BEGIN Data for review
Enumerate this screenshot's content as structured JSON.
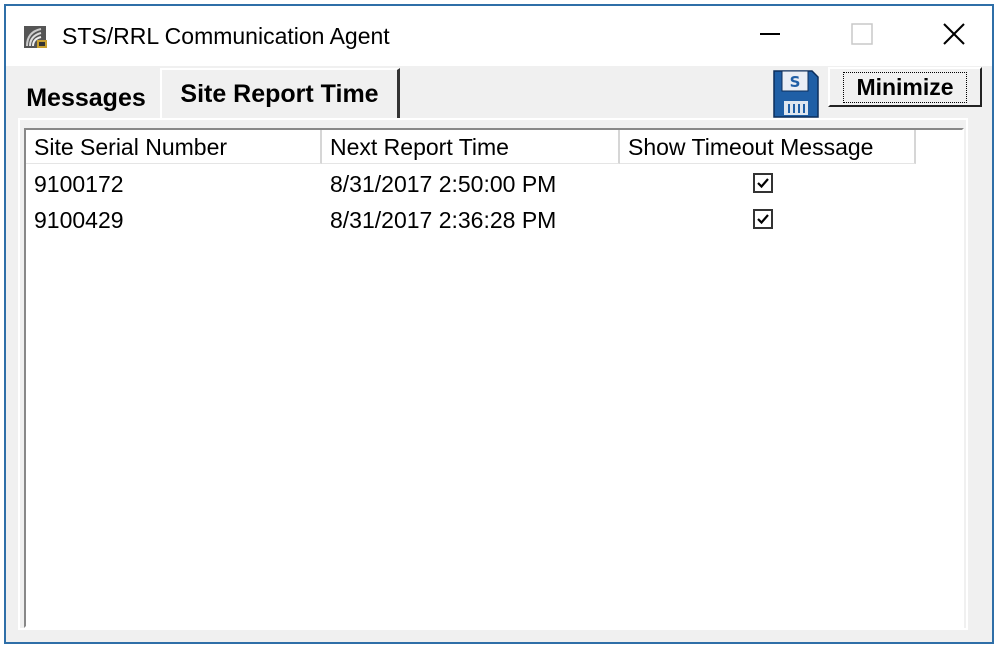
{
  "window": {
    "title": "STS/RRL Communication Agent",
    "app_icon": "satellite-signal-icon",
    "controls": [
      "minimize-window-icon",
      "maximize-window-icon",
      "close-icon"
    ]
  },
  "tabs": [
    {
      "label": "Messages",
      "selected": false
    },
    {
      "label": "Site Report Time",
      "selected": true
    }
  ],
  "toolbar": {
    "save_icon": "floppy-disk-save-icon",
    "save_letter": "S",
    "minimize_label": "Minimize"
  },
  "table": {
    "columns": [
      "Site Serial Number",
      "Next Report Time",
      "Show Timeout Message"
    ],
    "rows": [
      {
        "serial": "9100172",
        "next_report_time": "8/31/2017 2:50:00 PM",
        "show_timeout": true
      },
      {
        "serial": "9100429",
        "next_report_time": "8/31/2017 2:36:28 PM",
        "show_timeout": true
      }
    ]
  },
  "colors": {
    "window_border": "#2f6fa8",
    "floppy_blue": "#1f5fa6"
  }
}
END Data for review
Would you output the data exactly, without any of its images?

Enumerate this screenshot's content as structured JSON.
{
  "window": {
    "title": "STS/RRL Communication Agent",
    "app_icon": "satellite-signal-icon",
    "controls": [
      "minimize-window-icon",
      "maximize-window-icon",
      "close-icon"
    ]
  },
  "tabs": [
    {
      "label": "Messages",
      "selected": false
    },
    {
      "label": "Site Report Time",
      "selected": true
    }
  ],
  "toolbar": {
    "save_icon": "floppy-disk-save-icon",
    "save_letter": "S",
    "minimize_label": "Minimize"
  },
  "table": {
    "columns": [
      "Site Serial Number",
      "Next Report Time",
      "Show Timeout Message"
    ],
    "rows": [
      {
        "serial": "9100172",
        "next_report_time": "8/31/2017 2:50:00 PM",
        "show_timeout": true
      },
      {
        "serial": "9100429",
        "next_report_time": "8/31/2017 2:36:28 PM",
        "show_timeout": true
      }
    ]
  },
  "colors": {
    "window_border": "#2f6fa8",
    "floppy_blue": "#1f5fa6"
  }
}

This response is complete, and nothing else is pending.